UK SEES RISE IN INDIE BARS AND RESTAURANTS LAUNCHING OWN DRINKS BRANDS
As UK consumers increasingly look for unique or tailored experiences – when they travel or when they shop – more eateries and bars are taking up the challenge by developing and/or selling their own lines of beverages.
The trend for bespoke and customised services is nothing new: Amazon led the way many years ago. But technology and online usage – especially during the Covid crisis – have allowed many more brands like Nike and Farfetch to hone their skills in this area and become more familiar with customers and their buying habits.
In the food and drinks business, fancy hotels have long been setting themselves apart by, for example, creating house/signature cocktails. Now smaller, independent operators are also getting in on the act, either to offer a point of different, or to scale up sales.

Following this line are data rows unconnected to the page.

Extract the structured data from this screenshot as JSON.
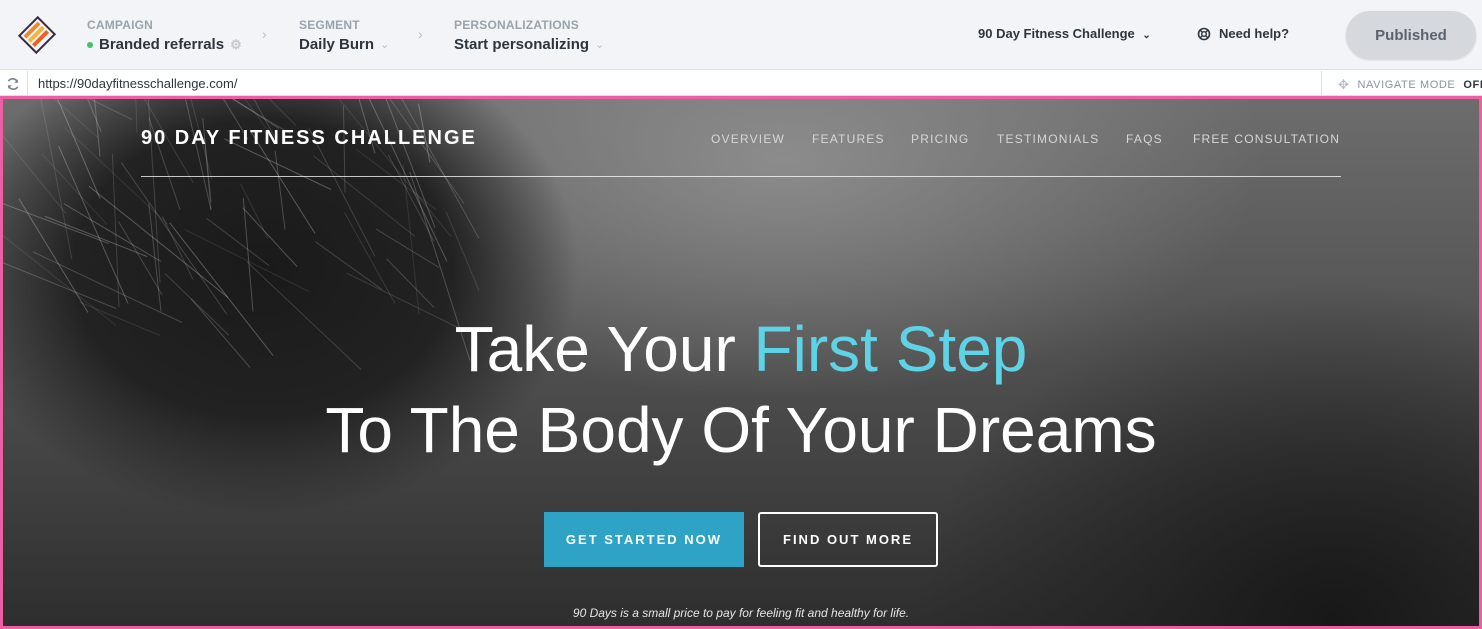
{
  "topbar": {
    "campaign": {
      "label": "CAMPAIGN",
      "value": "Branded referrals"
    },
    "segment": {
      "label": "SEGMENT",
      "value": "Daily Burn"
    },
    "personalizations": {
      "label": "PERSONALIZATIONS",
      "value": "Start personalizing"
    },
    "site_select": "90 Day Fitness Challenge",
    "help": "Need help?",
    "publish": "Published",
    "colors": {
      "status_dot": "#3cc36c",
      "frame_border": "#ec5fa3"
    }
  },
  "urlbar": {
    "url": "https://90dayfitnesschallenge.com/",
    "navigate_label": "NAVIGATE MODE",
    "navigate_state": "OFF"
  },
  "site": {
    "brand": "90 DAY FITNESS CHALLENGE",
    "nav": [
      "OVERVIEW",
      "FEATURES",
      "PRICING",
      "TESTIMONIALS",
      "FAQS",
      "FREE CONSULTATION"
    ],
    "headline_part1": "Take Your ",
    "headline_accent": "First Step",
    "headline_line2": "To The Body Of Your Dreams",
    "cta_primary": "GET STARTED NOW",
    "cta_secondary": "FIND OUT MORE",
    "tagline": "90 Days is a small price to pay for feeling fit and healthy for life.",
    "colors": {
      "accent": "#5fd3e6",
      "primary_button": "#2fa3c6"
    }
  }
}
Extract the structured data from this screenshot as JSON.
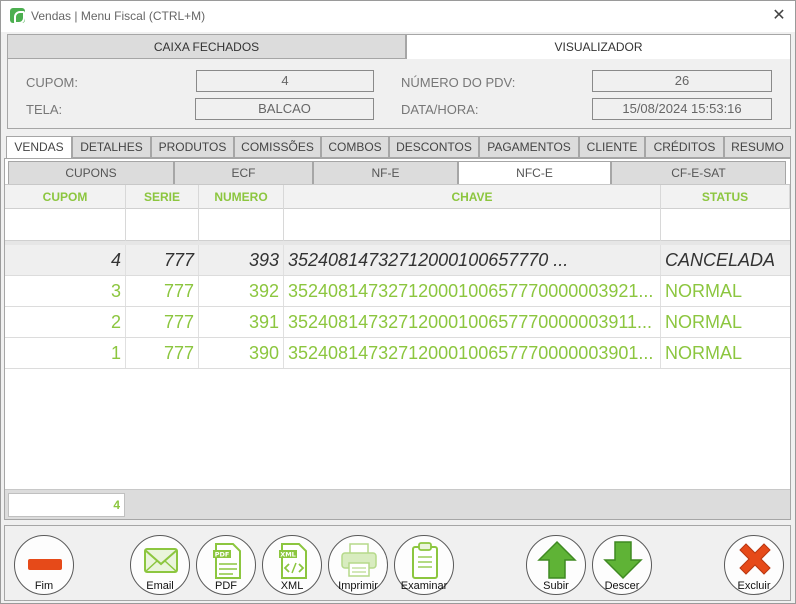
{
  "window": {
    "title": "Vendas | Menu Fiscal (CTRL+M)",
    "close": "✕"
  },
  "top_tabs": [
    {
      "label": "CAIXA FECHADOS",
      "active": false
    },
    {
      "label": "VISUALIZADOR",
      "active": true
    }
  ],
  "info": {
    "cupom_label": "CUPOM:",
    "cupom_value": "4",
    "tela_label": "TELA:",
    "tela_value": "BALCAO",
    "pdv_label": "NÚMERO DO PDV:",
    "pdv_value": "26",
    "datahora_label": "DATA/HORA:",
    "datahora_value": "15/08/2024 15:53:16"
  },
  "main_tabs": [
    "VENDAS",
    "DETALHES",
    "PRODUTOS",
    "COMISSÕES",
    "COMBOS",
    "DESCONTOS",
    "PAGAMENTOS",
    "CLIENTE",
    "CRÉDITOS",
    "RESUMO"
  ],
  "main_tab_active": "VENDAS",
  "sub_tabs": [
    "CUPONS",
    "ECF",
    "NF-E",
    "NFC-E",
    "CF-E-SAT"
  ],
  "sub_tab_active": "NFC-E",
  "grid": {
    "columns": [
      "CUPOM",
      "SERIE",
      "NUMERO",
      "CHAVE",
      "STATUS"
    ],
    "rows": [
      {
        "cupom": "4",
        "serie": "777",
        "numero": "393",
        "chave": "35240814732712000100657770 ...",
        "status": "CANCELADA",
        "cancelled": true
      },
      {
        "cupom": "3",
        "serie": "777",
        "numero": "392",
        "chave": "35240814732712000100657770000003921...",
        "status": "NORMAL",
        "cancelled": false
      },
      {
        "cupom": "2",
        "serie": "777",
        "numero": "391",
        "chave": "35240814732712000100657770000003911...",
        "status": "NORMAL",
        "cancelled": false
      },
      {
        "cupom": "1",
        "serie": "777",
        "numero": "390",
        "chave": "35240814732712000100657770000003901...",
        "status": "NORMAL",
        "cancelled": false
      }
    ],
    "count": "4"
  },
  "toolbar": {
    "fim": "Fim",
    "email": "Email",
    "pdf": "PDF",
    "xml": "XML",
    "imprimir": "Imprimir",
    "examinar": "Examinar",
    "subir": "Subir",
    "descer": "Descer",
    "excluir": "Excluir"
  },
  "colors": {
    "accent_green": "#8cc63f",
    "danger_red": "#e64a19",
    "arrow_green": "#5fb336"
  }
}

In London for example, the Zia Lucia chain of six neighbourhood Italian pizzerias – plus a pasta restaurant called Berto – has just launched its own beer brand to celebrate its fifth birthday in June.

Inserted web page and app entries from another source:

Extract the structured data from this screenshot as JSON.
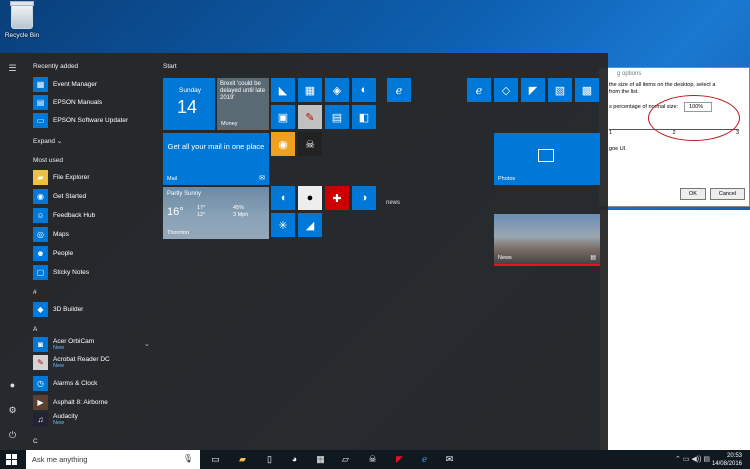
{
  "desktop": {
    "recycle_bin": "Recycle Bin"
  },
  "dialog": {
    "title": "g options",
    "text1": "the size of all items on the desktop, select a",
    "text2": "from the list.",
    "row_label": "s percentage of normal size:",
    "select_value": "100%",
    "tick_1": "1",
    "tick_2": "2",
    "tick_3": "3",
    "text3": "goe UI.",
    "ok": "OK",
    "cancel": "Cancel",
    "annotation_color": "#c0171b"
  },
  "start": {
    "recently_added": "Recently added",
    "expand": "Expand",
    "most_used": "Most used",
    "tiles_title": "Start",
    "recent_apps": [
      {
        "label": "Event Manager"
      },
      {
        "label": "EPSON Manuals"
      },
      {
        "label": "EPSON Software Updater"
      }
    ],
    "most_used_apps": [
      {
        "label": "File Explorer"
      },
      {
        "label": "Get Started"
      },
      {
        "label": "Feedback Hub"
      },
      {
        "label": "Maps"
      },
      {
        "label": "People"
      },
      {
        "label": "Sticky Notes"
      }
    ],
    "hash": "#",
    "app_3d": "3D Builder",
    "letter_a": "A",
    "a_apps": [
      {
        "label": "Acer OrbiCam",
        "badge": "New"
      },
      {
        "label": "Acrobat Reader DC",
        "badge": "New"
      },
      {
        "label": "Alarms & Clock",
        "badge": ""
      },
      {
        "label": "Asphalt 8: Airborne",
        "badge": ""
      },
      {
        "label": "Audacity",
        "badge": "New"
      }
    ],
    "letter_c": "C",
    "calendar": {
      "day": "Sunday",
      "num": "14"
    },
    "money": {
      "headline": "Brexit 'could be delayed until late 2019'",
      "label": "Money"
    },
    "mail": {
      "text": "Get all your mail in one place",
      "label": "Mail"
    },
    "weather": {
      "cond": "Partly Sunny",
      "temp": "16°",
      "hi": "17°",
      "lo": "12°",
      "hum": "45%",
      "wind": "3 Mph",
      "city": "Thornton"
    },
    "photos": "Photos",
    "news": "News",
    "news_label": "news",
    "accent": "#0078d7"
  },
  "taskbar": {
    "search_placeholder": "Ask me anything",
    "time": "20:53",
    "date": "14/08/2016"
  }
}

Birra Cabriole has been created in collaboration with Brighton’s Laine Brew Co and is inspired by southern Italy’s coastline. This inaugural beer is an unfiltered lager with an alcohol content of 4.6% and is meant to communicate a recollection of a day at the seaside. That is a smart move at a time when Brits still can’t travel abroad that easily and are longing for some Mediterranean sea and sun.
Owners and founders Claudio Vescovo and Gianluca D’Angelo – whose extensive business experience extends to private equity, fund placements and securitisation – told SIAL: “We are craft beer lovers and it was one of our dreams to have our own beer. It is being sold in all our Zia Lucia and Berto restaurants as well as online with UK-wide shipment. In the near future, Birra Cabriole will also be available in selected Laine pubs, our brewing partner and also pub owner.” Both of them are already looking at further beers to join their debut product.
How to make a single bar accessible UK-wide
At another bar in London’s East End called Coupette, its signature cocktail, Apples, has just been released in a ready-to-drink can. Designed in London and made in France, the Apples RTD (8% ABV) has been created in partnership with cider maker Maison Sassy.
The idea is to have a bartender-quality tipple in the convenience of a can. The drink is made from five different apple varieties that have been pressed, filtered, and carbonated, plus calvados. It has notes of caramel, nutmeg, brown sugar and toffee.
For Coupette, the Apples RTD product was born from a desire to make the drink more accessible to its fans – and also widen its reach beyond the bar’s physical location. Bar manager Andrei Marcu commented: “Bringing together the on-trade and off-trade has been a dream come true and holding the can in my hand for the first time was incredibly exciting.”
Speaking to SIAL, Marcu added: “We know how popular Apples has been in the past few years among guests as much as in the industry, so we wanted to make it much more accessible around the country – and perhaps around the world soon.”
The Apples can costs £4.99 and will be distributed into supermarkets around the UK, as well as restaurants and other boutique or online shops. “Our target is to keep the same price as we have in our online shop,” Marcu said. “We will also attend a number of festivals this year and we will have Apples for sale there as well. By the end of the year we hope Apples will be accessible no matter where you are in the UK.”
This confident approach is helped by the fact that since Coupette opened its online shop back in September 2020 it has developed several cocktails as bottled RTDs in order to expand sales.
Other bars – certainly those that are award-winning or novel – will likely follow the Zia Lucia and Coupette path. As well as the potential for widening distribution and boosting sales volumes, other triggers will be top of mind.
Marcu told us: “This was one of the best projects I have worked on. For me it is a wonderful feeling when I think that our drink – which comes from a small bar in Bethnal Green, London, could soon be enjoyed by thousands of people around the country while travelling, or while they are at home watching TV.”